:: Source information ::

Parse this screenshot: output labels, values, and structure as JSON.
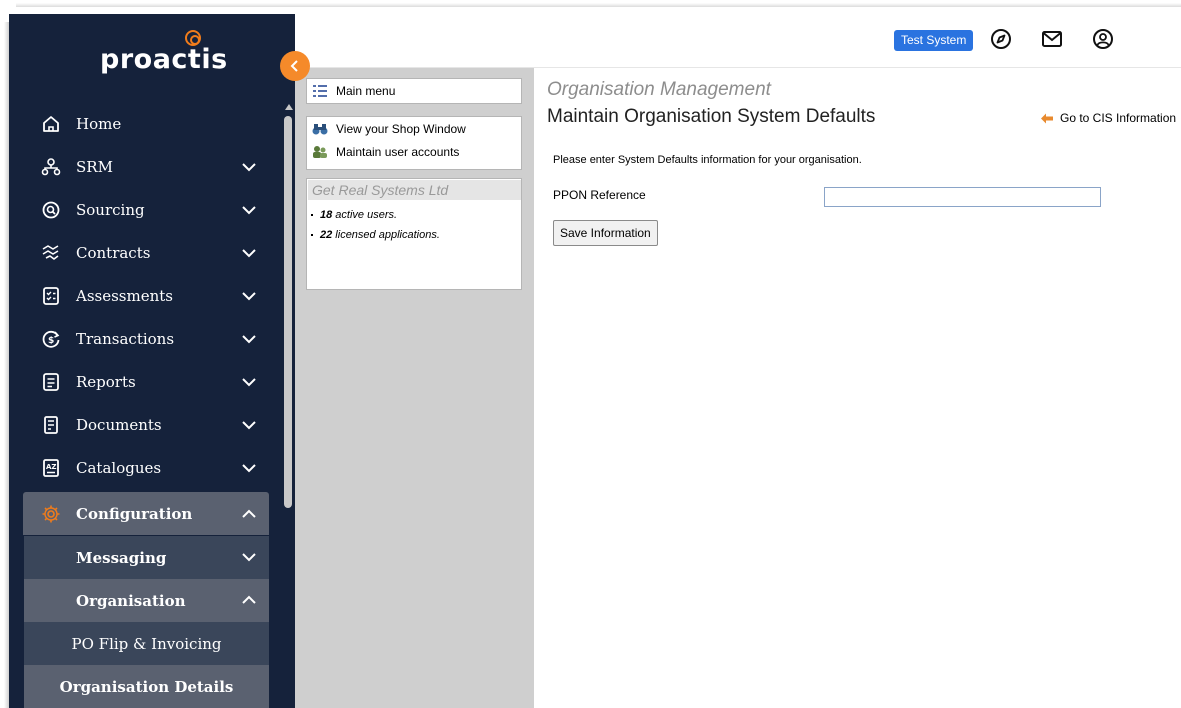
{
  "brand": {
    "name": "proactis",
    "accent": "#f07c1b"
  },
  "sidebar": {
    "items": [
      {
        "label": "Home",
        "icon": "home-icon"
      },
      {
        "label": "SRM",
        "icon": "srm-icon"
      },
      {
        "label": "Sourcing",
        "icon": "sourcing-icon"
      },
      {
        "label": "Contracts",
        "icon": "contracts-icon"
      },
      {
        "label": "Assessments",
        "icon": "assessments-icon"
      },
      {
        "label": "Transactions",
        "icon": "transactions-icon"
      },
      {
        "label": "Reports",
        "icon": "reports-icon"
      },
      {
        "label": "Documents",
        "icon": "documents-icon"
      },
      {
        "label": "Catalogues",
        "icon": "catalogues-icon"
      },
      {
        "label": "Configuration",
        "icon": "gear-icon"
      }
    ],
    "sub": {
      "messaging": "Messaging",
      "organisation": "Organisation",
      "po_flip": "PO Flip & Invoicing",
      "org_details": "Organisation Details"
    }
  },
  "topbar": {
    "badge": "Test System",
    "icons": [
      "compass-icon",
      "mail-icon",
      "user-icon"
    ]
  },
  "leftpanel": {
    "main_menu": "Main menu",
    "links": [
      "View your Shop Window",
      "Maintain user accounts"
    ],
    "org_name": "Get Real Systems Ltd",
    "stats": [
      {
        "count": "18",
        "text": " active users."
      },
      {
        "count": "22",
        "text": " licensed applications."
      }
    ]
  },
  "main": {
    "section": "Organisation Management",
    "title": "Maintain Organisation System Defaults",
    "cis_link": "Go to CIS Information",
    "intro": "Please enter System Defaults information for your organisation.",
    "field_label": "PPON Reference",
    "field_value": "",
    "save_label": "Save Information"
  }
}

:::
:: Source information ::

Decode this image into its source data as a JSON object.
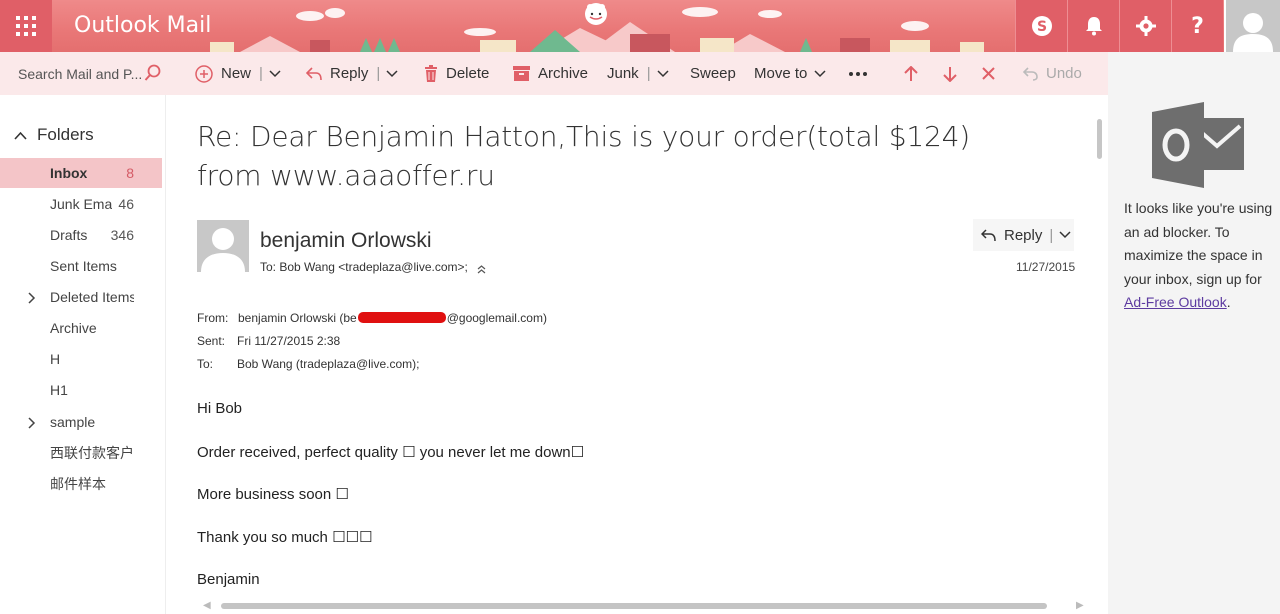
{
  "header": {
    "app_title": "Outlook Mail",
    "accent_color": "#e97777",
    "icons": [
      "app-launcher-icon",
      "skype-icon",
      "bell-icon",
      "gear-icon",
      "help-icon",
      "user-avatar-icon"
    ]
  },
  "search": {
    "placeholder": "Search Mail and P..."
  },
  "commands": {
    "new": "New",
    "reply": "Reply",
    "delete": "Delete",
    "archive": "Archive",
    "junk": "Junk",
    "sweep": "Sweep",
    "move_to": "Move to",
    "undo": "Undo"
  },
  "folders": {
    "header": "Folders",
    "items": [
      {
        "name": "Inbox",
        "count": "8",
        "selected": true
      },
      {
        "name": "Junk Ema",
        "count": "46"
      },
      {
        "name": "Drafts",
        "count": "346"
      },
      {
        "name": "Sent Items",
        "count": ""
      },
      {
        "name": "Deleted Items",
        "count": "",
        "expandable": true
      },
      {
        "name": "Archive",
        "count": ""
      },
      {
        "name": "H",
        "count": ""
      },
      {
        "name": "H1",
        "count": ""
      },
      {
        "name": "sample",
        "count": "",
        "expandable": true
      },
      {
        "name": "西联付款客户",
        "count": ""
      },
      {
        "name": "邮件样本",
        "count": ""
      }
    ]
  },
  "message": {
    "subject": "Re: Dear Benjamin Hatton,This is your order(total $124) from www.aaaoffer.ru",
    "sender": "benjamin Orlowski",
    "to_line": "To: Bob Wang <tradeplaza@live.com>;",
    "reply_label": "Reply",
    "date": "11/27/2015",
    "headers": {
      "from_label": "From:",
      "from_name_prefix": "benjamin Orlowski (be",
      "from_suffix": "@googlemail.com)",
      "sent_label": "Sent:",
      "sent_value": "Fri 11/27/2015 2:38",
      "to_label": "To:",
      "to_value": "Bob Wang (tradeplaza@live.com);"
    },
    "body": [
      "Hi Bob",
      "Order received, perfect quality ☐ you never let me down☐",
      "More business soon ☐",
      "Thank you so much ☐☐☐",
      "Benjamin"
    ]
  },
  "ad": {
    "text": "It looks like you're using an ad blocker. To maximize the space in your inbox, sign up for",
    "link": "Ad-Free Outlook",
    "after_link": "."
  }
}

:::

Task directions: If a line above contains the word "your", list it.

Response below:
      "View your Shop Window",
    "intro": "Please enter System Defaults information for your organisation.",
    "subject": "Re: Dear Benjamin Hatton,This is your order(total $124) from www.aaaoffer.ru",
    "text": "It looks like you're using an ad blocker. To maximize the space in your inbox, sign up for",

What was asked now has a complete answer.